§ **SUPPLIED ENTRIES**
——

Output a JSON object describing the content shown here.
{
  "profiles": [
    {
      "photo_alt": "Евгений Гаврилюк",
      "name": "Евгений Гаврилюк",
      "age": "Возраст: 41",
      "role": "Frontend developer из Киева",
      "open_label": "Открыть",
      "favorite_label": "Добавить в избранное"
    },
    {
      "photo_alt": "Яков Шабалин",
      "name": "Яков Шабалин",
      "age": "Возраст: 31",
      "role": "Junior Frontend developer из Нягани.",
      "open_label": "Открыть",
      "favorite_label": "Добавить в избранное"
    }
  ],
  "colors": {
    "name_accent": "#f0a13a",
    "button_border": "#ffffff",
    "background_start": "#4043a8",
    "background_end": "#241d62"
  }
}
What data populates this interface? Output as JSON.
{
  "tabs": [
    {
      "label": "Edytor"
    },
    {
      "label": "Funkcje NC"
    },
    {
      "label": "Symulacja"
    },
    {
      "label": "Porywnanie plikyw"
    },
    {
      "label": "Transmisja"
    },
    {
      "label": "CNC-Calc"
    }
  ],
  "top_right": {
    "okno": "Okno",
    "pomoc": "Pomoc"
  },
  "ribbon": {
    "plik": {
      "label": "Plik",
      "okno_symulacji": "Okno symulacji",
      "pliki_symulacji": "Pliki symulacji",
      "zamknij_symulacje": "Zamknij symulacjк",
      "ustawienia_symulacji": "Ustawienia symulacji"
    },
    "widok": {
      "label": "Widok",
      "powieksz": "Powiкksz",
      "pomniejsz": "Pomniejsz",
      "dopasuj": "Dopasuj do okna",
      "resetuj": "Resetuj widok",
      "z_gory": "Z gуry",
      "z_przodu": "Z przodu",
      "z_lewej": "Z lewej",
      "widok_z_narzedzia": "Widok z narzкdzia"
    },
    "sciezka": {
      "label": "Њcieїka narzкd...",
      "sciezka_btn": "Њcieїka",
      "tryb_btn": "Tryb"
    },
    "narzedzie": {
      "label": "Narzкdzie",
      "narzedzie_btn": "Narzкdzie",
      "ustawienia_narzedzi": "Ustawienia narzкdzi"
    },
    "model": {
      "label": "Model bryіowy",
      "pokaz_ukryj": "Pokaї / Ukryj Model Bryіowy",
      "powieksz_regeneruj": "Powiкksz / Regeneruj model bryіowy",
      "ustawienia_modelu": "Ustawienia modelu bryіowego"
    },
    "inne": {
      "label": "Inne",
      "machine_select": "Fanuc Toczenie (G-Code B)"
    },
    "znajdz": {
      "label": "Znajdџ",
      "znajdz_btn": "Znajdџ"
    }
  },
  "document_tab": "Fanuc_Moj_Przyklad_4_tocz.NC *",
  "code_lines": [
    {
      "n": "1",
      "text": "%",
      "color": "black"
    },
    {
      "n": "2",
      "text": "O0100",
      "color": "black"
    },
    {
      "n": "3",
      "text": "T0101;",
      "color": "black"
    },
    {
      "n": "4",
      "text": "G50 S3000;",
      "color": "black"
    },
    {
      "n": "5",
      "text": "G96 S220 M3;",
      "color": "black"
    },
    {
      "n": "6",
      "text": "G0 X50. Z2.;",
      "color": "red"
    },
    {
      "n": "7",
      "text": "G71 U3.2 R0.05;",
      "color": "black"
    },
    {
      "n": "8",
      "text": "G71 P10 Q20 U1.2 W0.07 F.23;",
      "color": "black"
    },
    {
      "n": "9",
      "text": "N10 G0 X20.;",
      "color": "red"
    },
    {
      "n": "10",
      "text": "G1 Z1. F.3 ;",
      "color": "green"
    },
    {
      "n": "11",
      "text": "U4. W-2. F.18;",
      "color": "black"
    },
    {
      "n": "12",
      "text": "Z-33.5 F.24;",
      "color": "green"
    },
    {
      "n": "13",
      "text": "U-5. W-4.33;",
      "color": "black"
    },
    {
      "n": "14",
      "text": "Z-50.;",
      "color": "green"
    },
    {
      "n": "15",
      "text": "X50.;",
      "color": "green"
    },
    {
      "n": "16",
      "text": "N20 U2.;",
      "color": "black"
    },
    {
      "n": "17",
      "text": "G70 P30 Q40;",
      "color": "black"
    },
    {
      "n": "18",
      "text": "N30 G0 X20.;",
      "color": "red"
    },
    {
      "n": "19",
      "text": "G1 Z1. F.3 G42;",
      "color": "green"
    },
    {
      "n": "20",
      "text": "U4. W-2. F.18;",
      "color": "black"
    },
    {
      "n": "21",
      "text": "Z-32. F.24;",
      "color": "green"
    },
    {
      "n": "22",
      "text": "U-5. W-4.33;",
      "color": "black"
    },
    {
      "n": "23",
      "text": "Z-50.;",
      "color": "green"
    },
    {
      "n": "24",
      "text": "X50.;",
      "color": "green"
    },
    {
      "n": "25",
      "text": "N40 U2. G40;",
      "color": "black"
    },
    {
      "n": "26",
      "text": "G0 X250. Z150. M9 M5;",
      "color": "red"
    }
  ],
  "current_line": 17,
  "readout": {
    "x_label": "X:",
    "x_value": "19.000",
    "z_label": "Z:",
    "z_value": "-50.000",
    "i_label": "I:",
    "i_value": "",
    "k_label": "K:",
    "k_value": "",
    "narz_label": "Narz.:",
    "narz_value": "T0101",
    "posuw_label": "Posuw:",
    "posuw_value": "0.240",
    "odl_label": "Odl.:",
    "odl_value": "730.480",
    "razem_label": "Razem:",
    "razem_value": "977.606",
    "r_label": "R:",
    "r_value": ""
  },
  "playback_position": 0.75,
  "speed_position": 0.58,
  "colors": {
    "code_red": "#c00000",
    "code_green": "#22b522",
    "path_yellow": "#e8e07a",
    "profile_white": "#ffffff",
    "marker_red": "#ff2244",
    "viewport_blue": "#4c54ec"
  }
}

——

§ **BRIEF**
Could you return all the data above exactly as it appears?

§ **SOLVED EXERCISE**
Output a JSON object describing the content shown here.
{
  "profiles": [
    {
      "photo_alt": "Евгений Гаврилюк",
      "name": "Евгений Гаврилюк",
      "age": "Возраст: 41",
      "role": "Frontend developer из Киева",
      "open_label": "Открыть",
      "favorite_label": "Добавить в избранное"
    },
    {
      "photo_alt": "Яков Шабалин",
      "name": "Яков Шабалин",
      "age": "Возраст: 31",
      "role": "Junior Frontend developer из Нягани.",
      "open_label": "Открыть",
      "favorite_label": "Добавить в избранное"
    }
  ],
  "colors": {
    "name_accent": "#f0a13a",
    "button_border": "#ffffff",
    "background_start": "#4043a8",
    "background_end": "#241d62"
  }
}
What data populates this interface? Output as JSON.
{
  "tabs": [
    {
      "label": "Edytor"
    },
    {
      "label": "Funkcje NC"
    },
    {
      "label": "Symulacja"
    },
    {
      "label": "Porywnanie plikyw"
    },
    {
      "label": "Transmisja"
    },
    {
      "label": "CNC-Calc"
    }
  ],
  "top_right": {
    "okno": "Okno",
    "pomoc": "Pomoc"
  },
  "ribbon": {
    "plik": {
      "label": "Plik",
      "okno_symulacji": "Okno symulacji",
      "pliki_symulacji": "Pliki symulacji",
      "zamknij_symulacje": "Zamknij symulacjк",
      "ustawienia_symulacji": "Ustawienia symulacji"
    },
    "widok": {
      "label": "Widok",
      "powieksz": "Powiкksz",
      "pomniejsz": "Pomniejsz",
      "dopasuj": "Dopasuj do okna",
      "resetuj": "Resetuj widok",
      "z_gory": "Z gуry",
      "z_przodu": "Z przodu",
      "z_lewej": "Z lewej",
      "widok_z_narzedzia": "Widok z narzкdzia"
    },
    "sciezka": {
      "label": "Њcieїka narzкd...",
      "sciezka_btn": "Њcieїka",
      "tryb_btn": "Tryb"
    },
    "narzedzie": {
      "label": "Narzкdzie",
      "narzedzie_btn": "Narzкdzie",
      "ustawienia_narzedzi": "Ustawienia narzкdzi"
    },
    "model": {
      "label": "Model bryіowy",
      "pokaz_ukryj": "Pokaї / Ukryj Model Bryіowy",
      "powieksz_regeneruj": "Powiкksz / Regeneruj model bryіowy",
      "ustawienia_modelu": "Ustawienia modelu bryіowego"
    },
    "inne": {
      "label": "Inne",
      "machine_select": "Fanuc Toczenie (G-Code B)"
    },
    "znajdz": {
      "label": "Znajdџ",
      "znajdz_btn": "Znajdџ"
    }
  },
  "document_tab": "Fanuc_Moj_Przyklad_4_tocz.NC *",
  "code_lines": [
    {
      "n": "1",
      "text": "%",
      "color": "black"
    },
    {
      "n": "2",
      "text": "O0100",
      "color": "black"
    },
    {
      "n": "3",
      "text": "T0101;",
      "color": "black"
    },
    {
      "n": "4",
      "text": "G50 S3000;",
      "color": "black"
    },
    {
      "n": "5",
      "text": "G96 S220 M3;",
      "color": "black"
    },
    {
      "n": "6",
      "text": "G0 X50. Z2.;",
      "color": "red"
    },
    {
      "n": "7",
      "text": "G71 U3.2 R0.05;",
      "color": "black"
    },
    {
      "n": "8",
      "text": "G71 P10 Q20 U1.2 W0.07 F.23;",
      "color": "black"
    },
    {
      "n": "9",
      "text": "N10 G0 X20.;",
      "color": "red"
    },
    {
      "n": "10",
      "text": "G1 Z1. F.3 ;",
      "color": "green"
    },
    {
      "n": "11",
      "text": "U4. W-2. F.18;",
      "color": "black"
    },
    {
      "n": "12",
      "text": "Z-33.5 F.24;",
      "color": "green"
    },
    {
      "n": "13",
      "text": "U-5. W-4.33;",
      "color": "black"
    },
    {
      "n": "14",
      "text": "Z-50.;",
      "color": "green"
    },
    {
      "n": "15",
      "text": "X50.;",
      "color": "green"
    },
    {
      "n": "16",
      "text": "N20 U2.;",
      "color": "black"
    },
    {
      "n": "17",
      "text": "G70 P30 Q40;",
      "color": "black"
    },
    {
      "n": "18",
      "text": "N30 G0 X20.;",
      "color": "red"
    },
    {
      "n": "19",
      "text": "G1 Z1. F.3 G42;",
      "color": "green"
    },
    {
      "n": "20",
      "text": "U4. W-2. F.18;",
      "color": "black"
    },
    {
      "n": "21",
      "text": "Z-32. F.24;",
      "color": "green"
    },
    {
      "n": "22",
      "text": "U-5. W-4.33;",
      "color": "black"
    },
    {
      "n": "23",
      "text": "Z-50.;",
      "color": "green"
    },
    {
      "n": "24",
      "text": "X50.;",
      "color": "green"
    },
    {
      "n": "25",
      "text": "N40 U2. G40;",
      "color": "black"
    },
    {
      "n": "26",
      "text": "G0 X250. Z150. M9 M5;",
      "color": "red"
    }
  ],
  "current_line": 17,
  "readout": {
    "x_label": "X:",
    "x_value": "19.000",
    "z_label": "Z:",
    "z_value": "-50.000",
    "i_label": "I:",
    "i_value": "",
    "k_label": "K:",
    "k_value": "",
    "narz_label": "Narz.:",
    "narz_value": "T0101",
    "posuw_label": "Posuw:",
    "posuw_value": "0.240",
    "odl_label": "Odl.:",
    "odl_value": "730.480",
    "razem_label": "Razem:",
    "razem_value": "977.606",
    "r_label": "R:",
    "r_value": ""
  },
  "playback_position": 0.75,
  "speed_position": 0.58,
  "colors": {
    "code_red": "#c00000",
    "code_green": "#22b522",
    "path_yellow": "#e8e07a",
    "profile_white": "#ffffff",
    "marker_red": "#ff2244",
    "viewport_blue": "#4c54ec"
  }
}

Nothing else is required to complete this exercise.